• _PROBLEM DETAILS_
Lift out each line of the data that holds "whether".
^^^^^^^^^^^^^^^^
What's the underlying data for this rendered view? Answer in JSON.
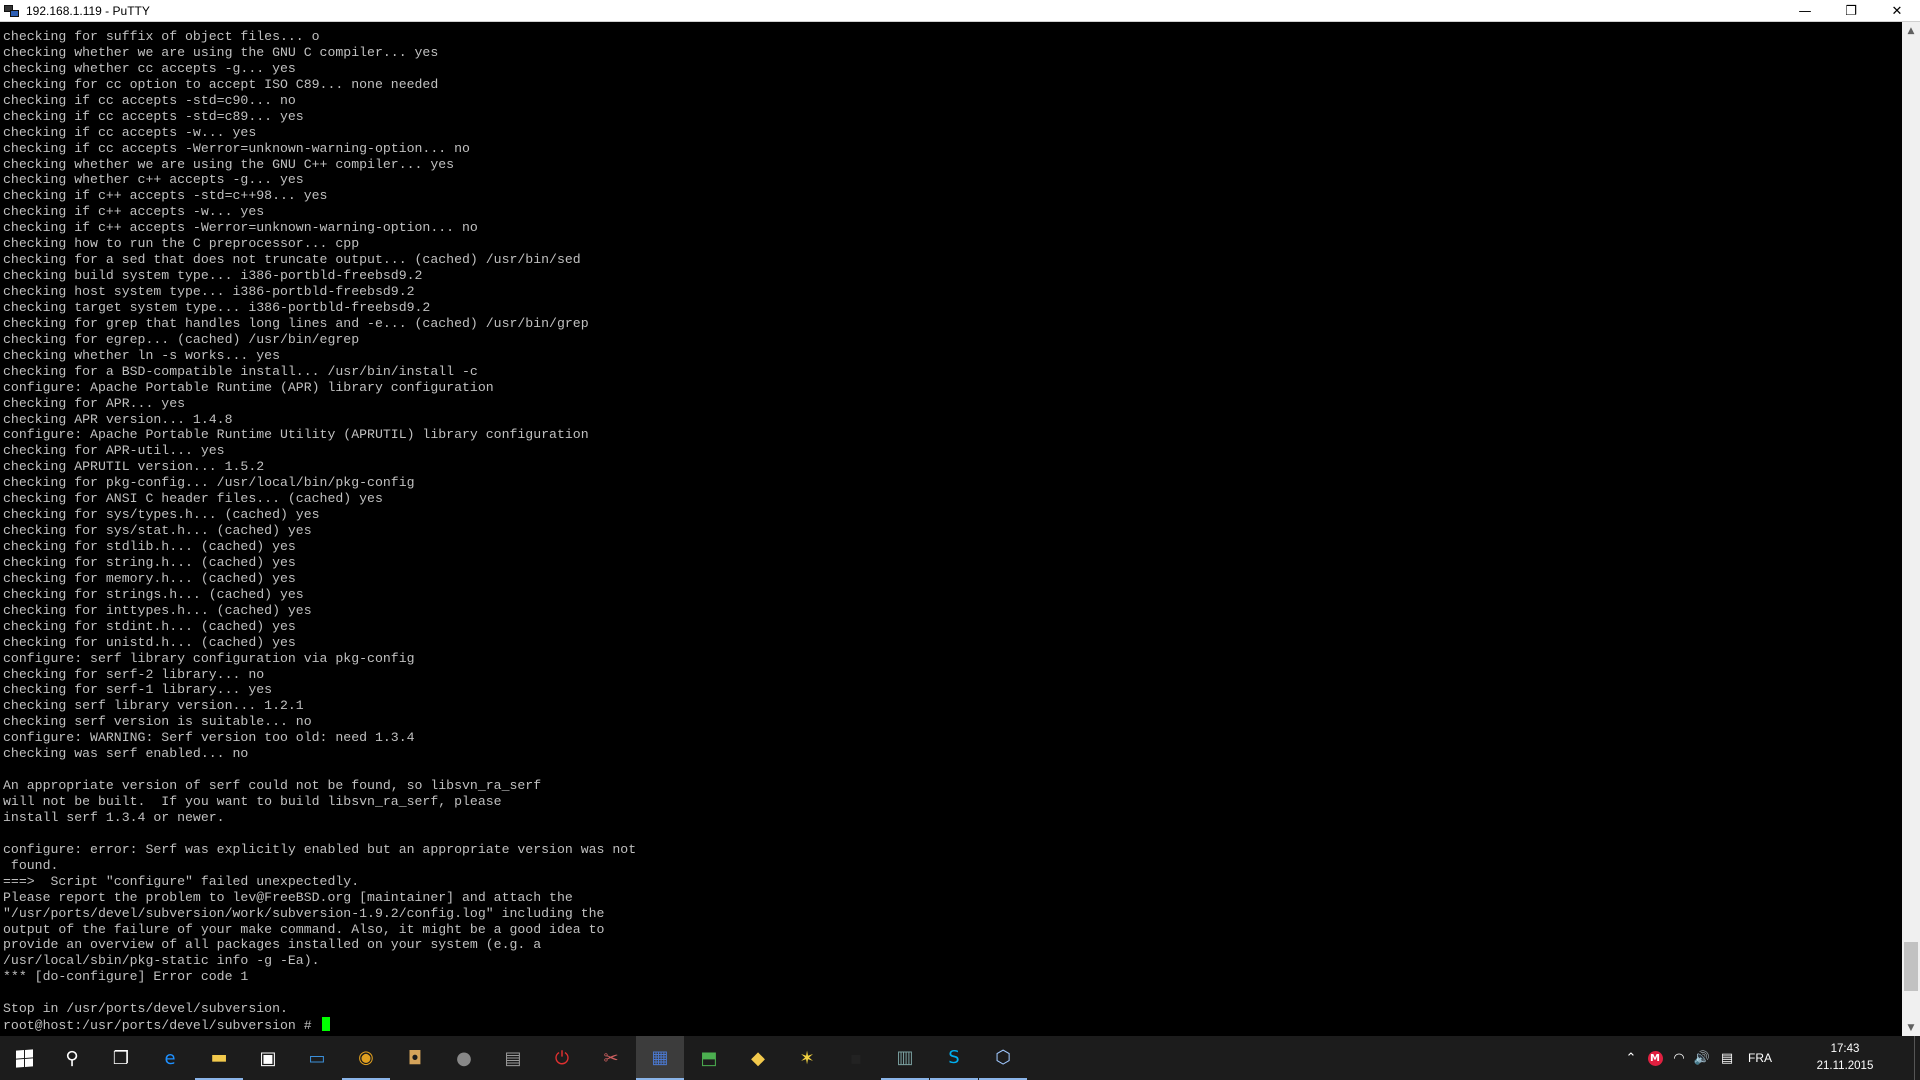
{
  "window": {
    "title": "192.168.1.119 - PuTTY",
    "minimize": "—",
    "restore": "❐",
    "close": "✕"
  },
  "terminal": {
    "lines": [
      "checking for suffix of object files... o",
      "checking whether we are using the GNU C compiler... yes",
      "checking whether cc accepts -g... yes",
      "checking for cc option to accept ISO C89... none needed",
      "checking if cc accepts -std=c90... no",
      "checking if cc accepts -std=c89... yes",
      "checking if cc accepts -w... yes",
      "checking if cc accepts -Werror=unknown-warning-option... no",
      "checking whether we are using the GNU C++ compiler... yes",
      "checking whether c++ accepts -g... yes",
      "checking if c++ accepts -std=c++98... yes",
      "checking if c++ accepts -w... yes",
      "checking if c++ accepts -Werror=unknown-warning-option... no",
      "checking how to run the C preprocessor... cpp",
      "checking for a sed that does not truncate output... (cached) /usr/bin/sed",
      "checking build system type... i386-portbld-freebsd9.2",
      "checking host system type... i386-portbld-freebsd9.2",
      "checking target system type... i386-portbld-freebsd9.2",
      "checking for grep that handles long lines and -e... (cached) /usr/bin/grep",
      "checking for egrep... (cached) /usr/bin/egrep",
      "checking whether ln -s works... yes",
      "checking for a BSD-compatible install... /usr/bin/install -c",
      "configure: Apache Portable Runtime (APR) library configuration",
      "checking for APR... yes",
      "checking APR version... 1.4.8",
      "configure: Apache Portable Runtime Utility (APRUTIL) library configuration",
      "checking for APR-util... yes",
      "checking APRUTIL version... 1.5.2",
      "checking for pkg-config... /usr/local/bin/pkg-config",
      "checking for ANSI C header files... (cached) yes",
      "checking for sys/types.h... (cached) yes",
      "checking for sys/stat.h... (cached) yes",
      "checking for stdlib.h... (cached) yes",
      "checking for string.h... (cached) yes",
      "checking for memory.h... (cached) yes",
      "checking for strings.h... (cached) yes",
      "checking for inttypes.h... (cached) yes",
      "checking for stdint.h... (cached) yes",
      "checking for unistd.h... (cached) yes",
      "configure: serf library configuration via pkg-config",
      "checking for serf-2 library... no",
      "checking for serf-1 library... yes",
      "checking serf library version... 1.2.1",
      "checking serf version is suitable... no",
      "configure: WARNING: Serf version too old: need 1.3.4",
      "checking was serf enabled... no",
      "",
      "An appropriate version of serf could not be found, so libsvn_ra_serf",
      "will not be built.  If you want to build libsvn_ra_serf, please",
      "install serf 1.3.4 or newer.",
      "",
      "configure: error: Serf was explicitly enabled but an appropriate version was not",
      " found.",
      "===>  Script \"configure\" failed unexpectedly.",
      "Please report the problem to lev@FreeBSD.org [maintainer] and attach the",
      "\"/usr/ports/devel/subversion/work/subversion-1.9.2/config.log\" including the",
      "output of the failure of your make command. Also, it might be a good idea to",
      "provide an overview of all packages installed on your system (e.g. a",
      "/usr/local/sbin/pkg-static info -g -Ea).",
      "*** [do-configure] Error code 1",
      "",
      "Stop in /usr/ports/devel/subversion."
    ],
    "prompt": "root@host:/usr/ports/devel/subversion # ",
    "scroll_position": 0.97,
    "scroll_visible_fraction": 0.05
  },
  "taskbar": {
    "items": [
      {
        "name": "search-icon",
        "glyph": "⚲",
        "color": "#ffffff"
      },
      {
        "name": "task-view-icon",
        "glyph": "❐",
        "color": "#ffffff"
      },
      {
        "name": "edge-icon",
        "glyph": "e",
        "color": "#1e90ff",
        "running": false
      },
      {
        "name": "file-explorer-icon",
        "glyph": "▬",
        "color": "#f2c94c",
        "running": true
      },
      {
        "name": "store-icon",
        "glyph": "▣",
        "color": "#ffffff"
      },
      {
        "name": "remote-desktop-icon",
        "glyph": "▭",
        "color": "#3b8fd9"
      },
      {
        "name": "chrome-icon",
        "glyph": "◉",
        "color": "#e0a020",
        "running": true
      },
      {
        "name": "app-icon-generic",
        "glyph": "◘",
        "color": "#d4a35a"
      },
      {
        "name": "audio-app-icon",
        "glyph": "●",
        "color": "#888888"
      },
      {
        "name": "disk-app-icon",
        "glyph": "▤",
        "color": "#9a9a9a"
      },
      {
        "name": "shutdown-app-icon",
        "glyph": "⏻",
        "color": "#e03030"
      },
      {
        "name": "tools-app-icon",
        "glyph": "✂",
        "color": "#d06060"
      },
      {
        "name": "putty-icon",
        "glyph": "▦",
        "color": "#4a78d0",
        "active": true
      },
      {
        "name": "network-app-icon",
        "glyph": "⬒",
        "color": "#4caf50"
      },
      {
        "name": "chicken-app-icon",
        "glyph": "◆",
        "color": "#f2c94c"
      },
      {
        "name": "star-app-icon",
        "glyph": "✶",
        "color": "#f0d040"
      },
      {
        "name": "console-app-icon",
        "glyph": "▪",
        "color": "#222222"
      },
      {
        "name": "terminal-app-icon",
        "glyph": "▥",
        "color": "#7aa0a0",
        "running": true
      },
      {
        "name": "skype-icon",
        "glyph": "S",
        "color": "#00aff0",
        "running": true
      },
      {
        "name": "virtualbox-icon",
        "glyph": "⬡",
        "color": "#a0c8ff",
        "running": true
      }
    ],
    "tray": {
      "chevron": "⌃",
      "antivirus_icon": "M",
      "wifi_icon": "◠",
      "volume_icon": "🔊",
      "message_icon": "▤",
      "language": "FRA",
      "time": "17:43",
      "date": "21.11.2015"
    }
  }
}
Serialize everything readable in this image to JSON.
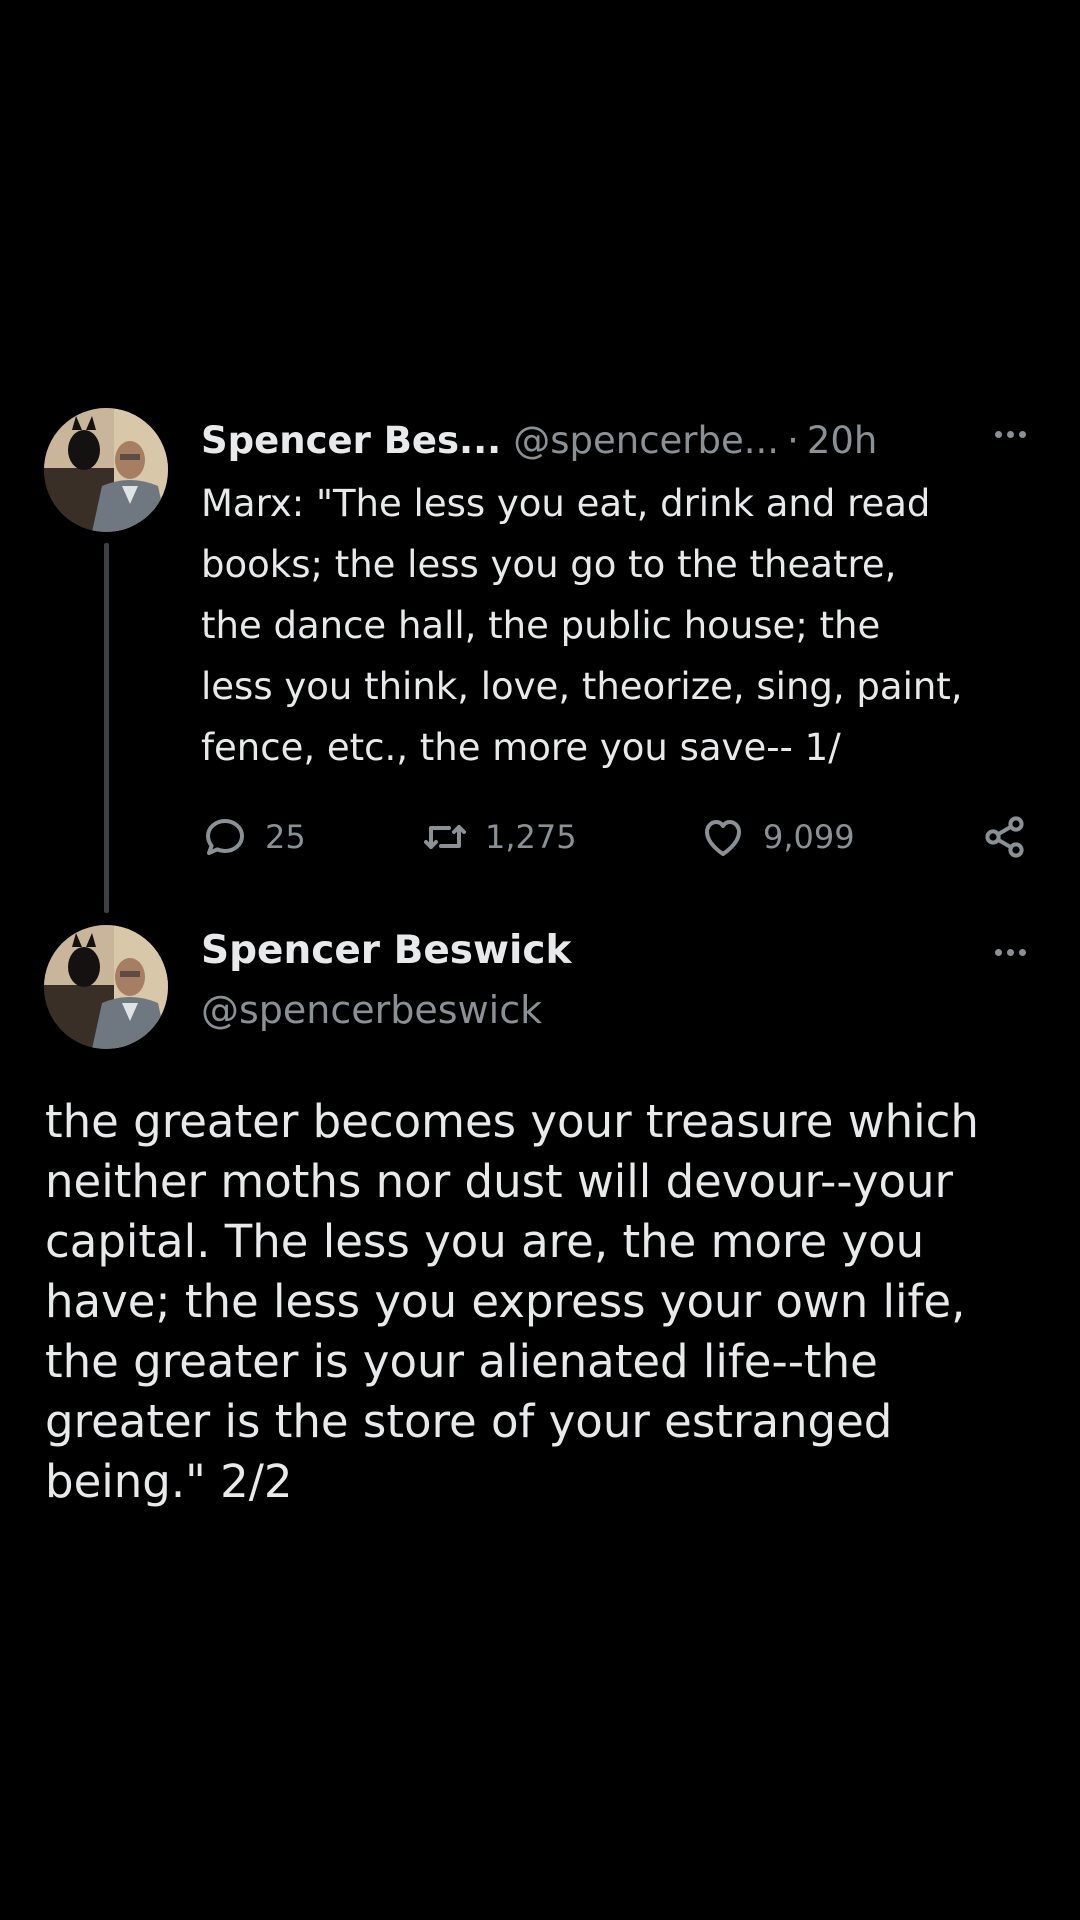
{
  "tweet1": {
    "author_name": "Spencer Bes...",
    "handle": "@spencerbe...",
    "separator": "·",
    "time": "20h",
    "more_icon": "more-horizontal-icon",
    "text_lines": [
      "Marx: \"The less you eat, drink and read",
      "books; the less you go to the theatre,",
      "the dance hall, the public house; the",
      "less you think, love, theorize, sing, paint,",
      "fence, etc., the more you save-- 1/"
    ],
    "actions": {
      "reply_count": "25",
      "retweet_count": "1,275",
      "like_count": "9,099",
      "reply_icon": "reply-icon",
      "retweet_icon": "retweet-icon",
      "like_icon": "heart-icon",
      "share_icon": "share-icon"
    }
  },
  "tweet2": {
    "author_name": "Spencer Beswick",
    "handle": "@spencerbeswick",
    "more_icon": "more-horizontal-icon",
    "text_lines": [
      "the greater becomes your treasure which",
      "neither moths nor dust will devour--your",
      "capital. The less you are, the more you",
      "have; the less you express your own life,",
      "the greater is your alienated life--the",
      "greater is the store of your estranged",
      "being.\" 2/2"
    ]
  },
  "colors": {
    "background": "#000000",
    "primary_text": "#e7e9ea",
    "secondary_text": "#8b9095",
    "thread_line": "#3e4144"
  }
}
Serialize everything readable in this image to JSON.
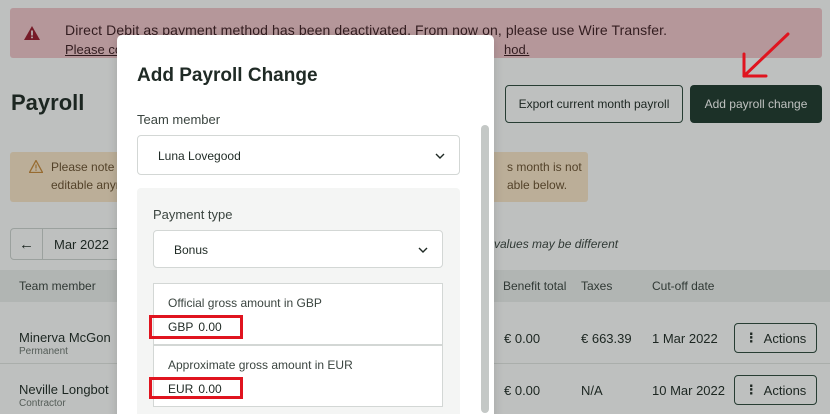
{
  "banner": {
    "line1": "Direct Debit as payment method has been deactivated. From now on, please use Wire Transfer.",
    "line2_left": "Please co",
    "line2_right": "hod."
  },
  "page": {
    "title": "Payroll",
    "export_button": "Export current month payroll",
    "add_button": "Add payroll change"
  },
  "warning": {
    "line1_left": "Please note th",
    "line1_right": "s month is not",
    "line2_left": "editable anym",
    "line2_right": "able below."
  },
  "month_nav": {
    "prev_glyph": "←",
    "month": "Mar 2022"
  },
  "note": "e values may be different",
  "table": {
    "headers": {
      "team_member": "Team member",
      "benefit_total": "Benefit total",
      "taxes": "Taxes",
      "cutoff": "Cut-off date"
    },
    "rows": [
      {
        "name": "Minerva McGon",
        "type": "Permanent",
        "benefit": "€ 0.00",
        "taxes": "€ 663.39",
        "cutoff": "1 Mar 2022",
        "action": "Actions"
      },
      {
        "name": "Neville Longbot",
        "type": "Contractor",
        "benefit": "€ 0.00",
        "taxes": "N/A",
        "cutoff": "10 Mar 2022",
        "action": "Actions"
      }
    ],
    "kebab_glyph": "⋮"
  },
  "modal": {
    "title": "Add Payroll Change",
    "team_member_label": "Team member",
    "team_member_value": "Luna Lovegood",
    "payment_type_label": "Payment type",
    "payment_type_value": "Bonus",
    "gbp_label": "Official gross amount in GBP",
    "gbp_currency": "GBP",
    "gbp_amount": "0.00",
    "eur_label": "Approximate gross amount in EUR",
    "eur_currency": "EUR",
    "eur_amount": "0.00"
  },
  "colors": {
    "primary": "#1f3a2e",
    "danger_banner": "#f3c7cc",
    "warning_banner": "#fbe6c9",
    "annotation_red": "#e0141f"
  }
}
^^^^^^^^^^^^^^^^
• _RESULT OF THIS TASK_
      "checking whether we are using the GNU C compiler... yes",
      "checking whether cc accepts -g... yes",
      "checking whether we are using the GNU C++ compiler... yes",
      "checking whether c++ accepts -g... yes",
      "checking whether ln -s works... yes",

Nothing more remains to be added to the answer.